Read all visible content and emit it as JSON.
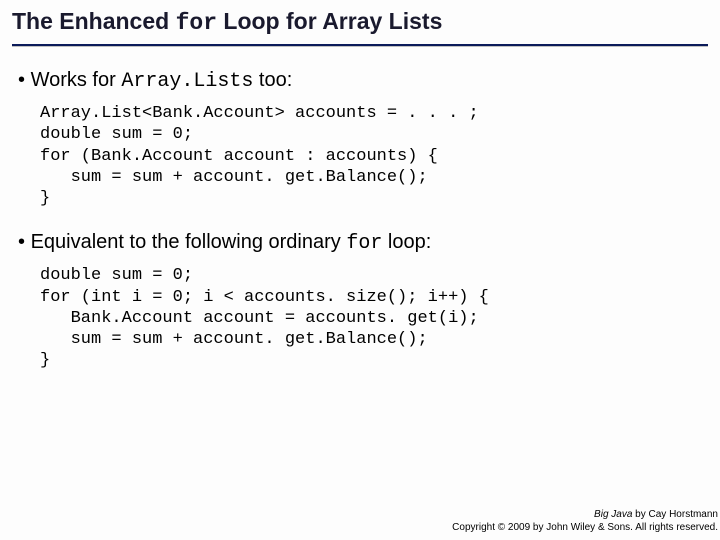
{
  "title": {
    "pre": "The Enhanced ",
    "mono": "for",
    "post": " Loop for Array Lists"
  },
  "bullets": [
    {
      "pre": "Works for ",
      "mono": "Array.Lists",
      "post": " too:"
    },
    {
      "pre": "Equivalent to the following ordinary ",
      "mono": "for",
      "post": " loop:"
    }
  ],
  "code": [
    "Array.List<Bank.Account> accounts = . . . ;\ndouble sum = 0;\nfor (Bank.Account account : accounts) {\n   sum = sum + account. get.Balance();\n}",
    "double sum = 0;\nfor (int i = 0; i < accounts. size(); i++) {\n   Bank.Account account = accounts. get(i);\n   sum = sum + account. get.Balance();\n}"
  ],
  "footer": {
    "line1_em": "Big Java",
    "line1_rest": " by Cay Horstmann",
    "line2": "Copyright © 2009 by John Wiley & Sons.  All rights reserved."
  }
}
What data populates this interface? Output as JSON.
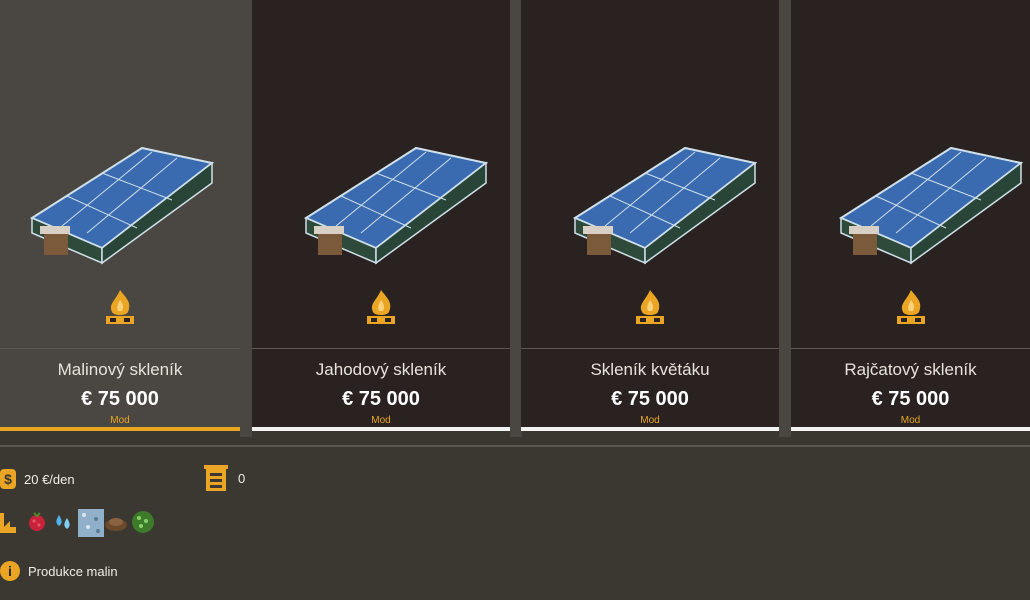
{
  "products": [
    {
      "name": "Malinový skleník",
      "price": "€ 75 000",
      "tag": "Mod",
      "selected": true
    },
    {
      "name": "Jahodový skleník",
      "price": "€ 75 000",
      "tag": "Mod",
      "selected": false
    },
    {
      "name": "Skleník květáku",
      "price": "€ 75 000",
      "tag": "Mod",
      "selected": false
    },
    {
      "name": "Rajčatový skleník",
      "price": "€ 75 000",
      "tag": "Mod",
      "selected": false
    }
  ],
  "details": {
    "upkeep": "20 €/den",
    "storage_count": "0",
    "description": "Produkce malin",
    "input_icons": [
      "factory-icon",
      "raspberry-icon",
      "water-drops-icon",
      "gravel-icon",
      "soil-icon",
      "fertilizer-icon"
    ]
  },
  "colors": {
    "accent": "#e9a523",
    "card_bg": "#2a2220",
    "selected_bg": "#4a4641"
  }
}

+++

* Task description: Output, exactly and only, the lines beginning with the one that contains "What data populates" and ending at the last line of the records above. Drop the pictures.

* Response for this exercise:
What data populates this interface? Output as JSON.
{
  "products": [
    {
      "name": "Malinový skleník",
      "price": "€ 75 000",
      "tag": "Mod",
      "selected": true
    },
    {
      "name": "Jahodový skleník",
      "price": "€ 75 000",
      "tag": "Mod",
      "selected": false
    },
    {
      "name": "Skleník květáku",
      "price": "€ 75 000",
      "tag": "Mod",
      "selected": false
    },
    {
      "name": "Rajčatový skleník",
      "price": "€ 75 000",
      "tag": "Mod",
      "selected": false
    }
  ],
  "details": {
    "upkeep": "20 €/den",
    "storage_count": "0",
    "description": "Produkce malin",
    "input_icons": [
      "factory-icon",
      "raspberry-icon",
      "water-drops-icon",
      "gravel-icon",
      "soil-icon",
      "fertilizer-icon"
    ]
  },
  "colors": {
    "accent": "#e9a523",
    "card_bg": "#2a2220",
    "selected_bg": "#4a4641"
  }
}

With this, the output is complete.